1. Who served in the Vietnam War?
2. How did the war’s portrayal in popular culture affect historical memory of the war? 

8:30 am: Coffee/tea
9:00 am: Study hall (review reading, prep questions, discuss with fellow participants, consultation on implementation plans)
10:00 am: Faculty led discussion –  The Vietnam War at Home and Abroad (Professor Naoko Shibusawa)
11:45 am: Lunch on your own/with fellow participants
2:00 pm: Project Faculty Presentation and facilitated discussion – How First-Person Accounts Shape Historical Understanding (Professor Christian Appy)
4:00 pm: Practicum – Teaching Historical Memory in and out of the Classroom, Visit to Providence Memorial Park and Memorial Sites (Professor Rebecca Nedostup, Dr. Kevin Hoskins)
6:00 pm: Dinner on your own/with fellow participants
8:00 pm: Optional Practicum – Teaching Vietnam War Historical Memory through Film (Dr. Kevin Hoskins)

IV. Thursday, July 13, 2023 – The Long War: Iraq and Afghanistan
Pavilion Room, Peter Green House, Department of History, Brown University 

Key Questions
1. How has military service changed in the era of “long wars”?
2. How can we teach about recent conflicts in a politicized environment?

8:30 am: Coffee/tea
9:00 am: Study hall (review reading, prep questions, discuss with fellow participants, consultation on implementation plans)
10:00 am: Project Faculty Presentation and facilitated discussion – The Costs of War, Post-9/11 (Dr. Stephanie Savell)
11:45 am: Lunch on your own/with fellow participants
2:00 pm: Practicum – Perspectives in the Decision to Invade Iraq (Choices Program Director of Professional Development Mimi Stephens)
4:00 pm: Practicum – Creating Oral Histories: Personal Stories as Historical Sources
6:00 pm: Dinner on your own/with fellow participants

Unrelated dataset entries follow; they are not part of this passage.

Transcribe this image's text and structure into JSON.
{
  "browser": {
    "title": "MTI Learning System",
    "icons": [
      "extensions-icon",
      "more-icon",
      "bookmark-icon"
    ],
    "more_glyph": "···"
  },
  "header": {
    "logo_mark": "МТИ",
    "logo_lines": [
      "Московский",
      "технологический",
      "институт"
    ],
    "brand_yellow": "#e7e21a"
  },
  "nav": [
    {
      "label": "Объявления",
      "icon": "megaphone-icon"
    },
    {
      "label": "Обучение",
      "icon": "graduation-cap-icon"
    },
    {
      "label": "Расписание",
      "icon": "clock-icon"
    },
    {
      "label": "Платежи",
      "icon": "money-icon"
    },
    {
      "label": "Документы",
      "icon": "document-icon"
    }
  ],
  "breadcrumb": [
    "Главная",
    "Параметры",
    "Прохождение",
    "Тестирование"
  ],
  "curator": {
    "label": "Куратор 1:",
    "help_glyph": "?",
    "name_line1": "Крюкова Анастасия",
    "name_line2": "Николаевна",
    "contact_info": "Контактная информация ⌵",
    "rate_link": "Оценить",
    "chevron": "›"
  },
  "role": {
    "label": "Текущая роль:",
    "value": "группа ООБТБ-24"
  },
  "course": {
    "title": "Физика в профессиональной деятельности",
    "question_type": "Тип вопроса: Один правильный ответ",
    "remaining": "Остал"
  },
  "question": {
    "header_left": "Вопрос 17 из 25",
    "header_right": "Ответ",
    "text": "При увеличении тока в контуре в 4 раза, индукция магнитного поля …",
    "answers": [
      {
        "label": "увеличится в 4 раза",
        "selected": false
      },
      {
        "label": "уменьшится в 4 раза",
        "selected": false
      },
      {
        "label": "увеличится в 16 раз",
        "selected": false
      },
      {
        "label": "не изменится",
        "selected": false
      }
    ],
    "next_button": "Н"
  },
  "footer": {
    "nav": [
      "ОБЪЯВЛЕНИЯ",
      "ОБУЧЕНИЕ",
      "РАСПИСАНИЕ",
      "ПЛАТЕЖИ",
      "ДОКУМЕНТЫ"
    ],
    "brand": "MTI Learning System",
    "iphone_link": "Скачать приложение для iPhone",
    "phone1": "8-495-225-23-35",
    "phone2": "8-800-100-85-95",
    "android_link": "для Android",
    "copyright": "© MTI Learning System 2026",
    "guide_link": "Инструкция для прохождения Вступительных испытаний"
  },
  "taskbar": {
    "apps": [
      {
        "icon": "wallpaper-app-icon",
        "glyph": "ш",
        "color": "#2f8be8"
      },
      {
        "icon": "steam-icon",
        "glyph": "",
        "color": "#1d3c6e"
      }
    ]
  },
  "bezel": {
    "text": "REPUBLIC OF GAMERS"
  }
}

V. Friday, July 14, 2023 – Putting the Three-Part Framework into Action
Pavilion Room, Peter Green House, Department of History, Brown University

8:30 am: Coffee/tea
9:00 am: Recap of the framework, expectations for the day (Professor Naoko Shibusawa)
9:30 am: Workshop to draft implementation plans (Professor Naoko Shibusawa and Choices Program Curriculum and Professional Development Staff: Andrew Blackadar, Mimi Stephens, Susannah Bechtel, Dr. Kevin Hoskins)
11:45 am: Group lunch, sponsored by the Choices Program
2:00 pm: Presentations of Plans and Feedback (Professor Naoko Shibusawa and Choices Program Curriculum and Professional Development Staff: Andrew Blackadar, Mimi Stephens, Susannah Bechtel, Dr. Kevin Hoskins)
4:30 pm: Evaluation and Next Steps (Mimi Stephens)
5:00 pm: Institute ends

 

BACK TO TOP

Back to top